Running out of options, Ryu seeks the help of his girlfriend Cha Yeong-mi (Bae Doona), and the two of them devise a plan to kidnap the daughter of Ryu's former employer Park Dong-jin (Song Kang-ho). The plan is to get enough from the ransom money to cover the cost of his sisters surgery. Yeong-mi and Ryu have no intentions of hurting the girl, but things don't go exactly as planned and the child's life is cut tragically short. The young girls death causes Dong-jin to pursue his child's kidnappers with no concern for his own safety and well-being. Once he confronts both Yeong-mi and Ryu, the two are are both apologetic and sympathetic towards Dong-jin for what's happened, but at the same time, his daughter would still be alive if she'd never been taken and Dong-jin won't just let it go.
It's almost difficult to put into words how great Sympathy for Mr. Vengeance is. Without being incredibly unique in premise, it still manages to feel otherwise. The acting is simply stellar. I'm a huge fan of Song Kang-ho and I'm impressed with him as always. However, Sin Ha-gyoon is unbelievably impressive as the deaf mute Ryu and his performance is really a show stealer. The story of Mr. Vengeance is told in such a way that you don't really know who to root for, and whether or not you should rooting for either to be perfectly honest. There are no good guys or bad guys per se, but rather just human beings that ultimately make the wrong choices by letting their emotions take them down the wrong path.
I won't tell you that Sympathy for Mr. Vengeance is revolutionary or "the best movie ever!", but it's got all the right ingredients (acting, story, pacing, etc.) that work perfectly together because they're all executed wonderfully.
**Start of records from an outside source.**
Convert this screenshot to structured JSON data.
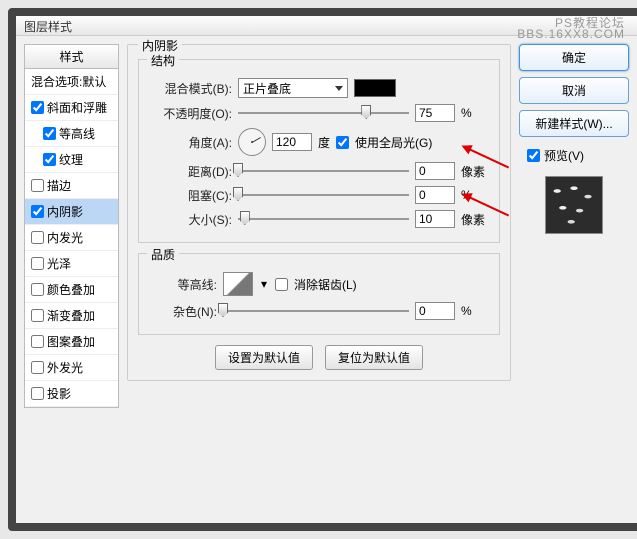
{
  "window": {
    "title": "图层样式"
  },
  "watermark": {
    "line1": "PS教程论坛",
    "line2": "BBS.16XX8.COM"
  },
  "styles": {
    "header": "样式",
    "items": [
      {
        "label": "混合选项:默认",
        "checked": null,
        "sub": false
      },
      {
        "label": "斜面和浮雕",
        "checked": true,
        "sub": false
      },
      {
        "label": "等高线",
        "checked": true,
        "sub": true
      },
      {
        "label": "纹理",
        "checked": true,
        "sub": true
      },
      {
        "label": "描边",
        "checked": false,
        "sub": false
      },
      {
        "label": "内阴影",
        "checked": true,
        "sub": false,
        "selected": true
      },
      {
        "label": "内发光",
        "checked": false,
        "sub": false
      },
      {
        "label": "光泽",
        "checked": false,
        "sub": false
      },
      {
        "label": "颜色叠加",
        "checked": false,
        "sub": false
      },
      {
        "label": "渐变叠加",
        "checked": false,
        "sub": false
      },
      {
        "label": "图案叠加",
        "checked": false,
        "sub": false
      },
      {
        "label": "外发光",
        "checked": false,
        "sub": false
      },
      {
        "label": "投影",
        "checked": false,
        "sub": false
      }
    ]
  },
  "panel": {
    "title": "内阴影",
    "structure": {
      "title": "结构",
      "blend_mode_label": "混合模式(B):",
      "blend_mode_value": "正片叠底",
      "opacity_label": "不透明度(O):",
      "opacity_value": "75",
      "opacity_unit": "%",
      "angle_label": "角度(A):",
      "angle_value": "120",
      "angle_unit": "度",
      "global_light_label": "使用全局光(G)",
      "global_light_checked": true,
      "distance_label": "距离(D):",
      "distance_value": "0",
      "distance_unit": "像素",
      "choke_label": "阻塞(C):",
      "choke_value": "0",
      "choke_unit": "%",
      "size_label": "大小(S):",
      "size_value": "10",
      "size_unit": "像素"
    },
    "quality": {
      "title": "品质",
      "contour_label": "等高线:",
      "antialias_label": "消除锯齿(L)",
      "antialias_checked": false,
      "noise_label": "杂色(N):",
      "noise_value": "0",
      "noise_unit": "%"
    },
    "buttons": {
      "make_default": "设置为默认值",
      "reset_default": "复位为默认值"
    }
  },
  "right": {
    "ok": "确定",
    "cancel": "取消",
    "new_style": "新建样式(W)...",
    "preview_label": "预览(V)",
    "preview_checked": true
  }
}
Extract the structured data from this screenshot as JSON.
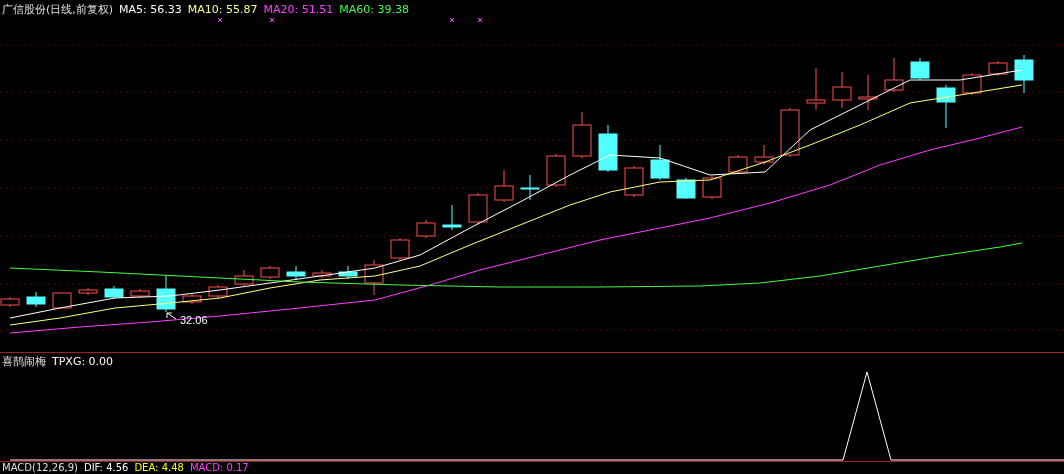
{
  "main_panel": {
    "title": "广信股份(日线,前复权)",
    "indicators": [
      {
        "label": "MA5: 56.33",
        "color": "#ffffff"
      },
      {
        "label": "MA10: 55.87",
        "color": "#ffff80"
      },
      {
        "label": "MA20: 51.51",
        "color": "#ff40ff"
      },
      {
        "label": "MA60: 39.38",
        "color": "#40ff40"
      }
    ],
    "low_label": "32.06"
  },
  "sub_panel": {
    "title": "喜鹊闹梅",
    "indicators": [
      {
        "label": "TPXG: 0.00",
        "color": "#ffffff"
      }
    ]
  },
  "macd_panel": {
    "title": "MACD(12,26,9)",
    "indicators": [
      {
        "label": "DIF: 4.56",
        "color": "#ffffff"
      },
      {
        "label": "DEA: 4.48",
        "color": "#ffff00"
      },
      {
        "label": "MACD: 0.17",
        "color": "#ff40ff"
      }
    ]
  }
}
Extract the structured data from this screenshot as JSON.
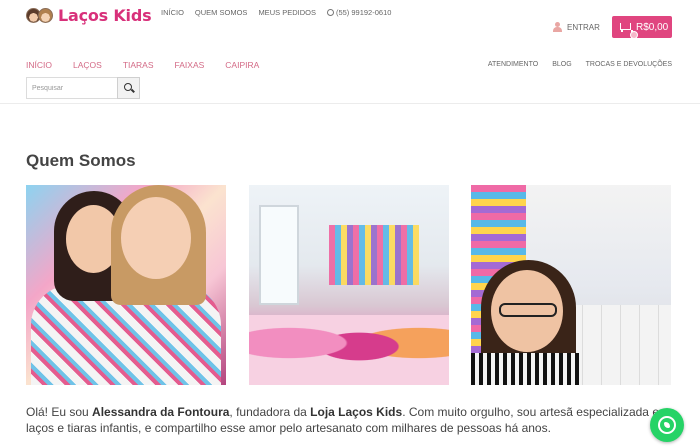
{
  "header": {
    "logo_text": "Laços Kids",
    "top_links": [
      "INÍCIO",
      "QUEM SOMOS",
      "MEUS PEDIDOS"
    ],
    "phone": "(55) 99192-0610",
    "login_label": "ENTRAR",
    "cart_total": "R$0,00"
  },
  "main_nav": [
    "INÍCIO",
    "LAÇOS",
    "TIARAS",
    "FAIXAS",
    "CAIPIRA"
  ],
  "secondary_nav": [
    "ATENDIMENTO",
    "BLOG",
    "TROCAS E DEVOLUÇÕES"
  ],
  "search": {
    "placeholder": "Pesquisar"
  },
  "page": {
    "title": "Quem Somos",
    "intro": {
      "part1": "Olá! Eu sou ",
      "name": "Alessandra da Fontoura",
      "part2": ", fundadora da ",
      "store": "Loja Laços Kids",
      "part3": ". Com muito orgulho, sou artesã especializada em laços e tiaras infantis, e compartilho esse amor pelo artesanato com milhares de pessoas há anos."
    }
  },
  "colors": {
    "brand_pink": "#e0457f",
    "nav_pink": "#d36a86",
    "whatsapp_green": "#25d366"
  },
  "icons": [
    "user-icon",
    "cart-icon",
    "search-icon",
    "phone-icon",
    "whatsapp-icon"
  ]
}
The extreme content and lack of backing-down where others would makes this film a hard sell for all crowds, but if you can look past the blood and dark subject matter, you'll find a movie with a powerful story to tell that you won't soon forget. (Lee)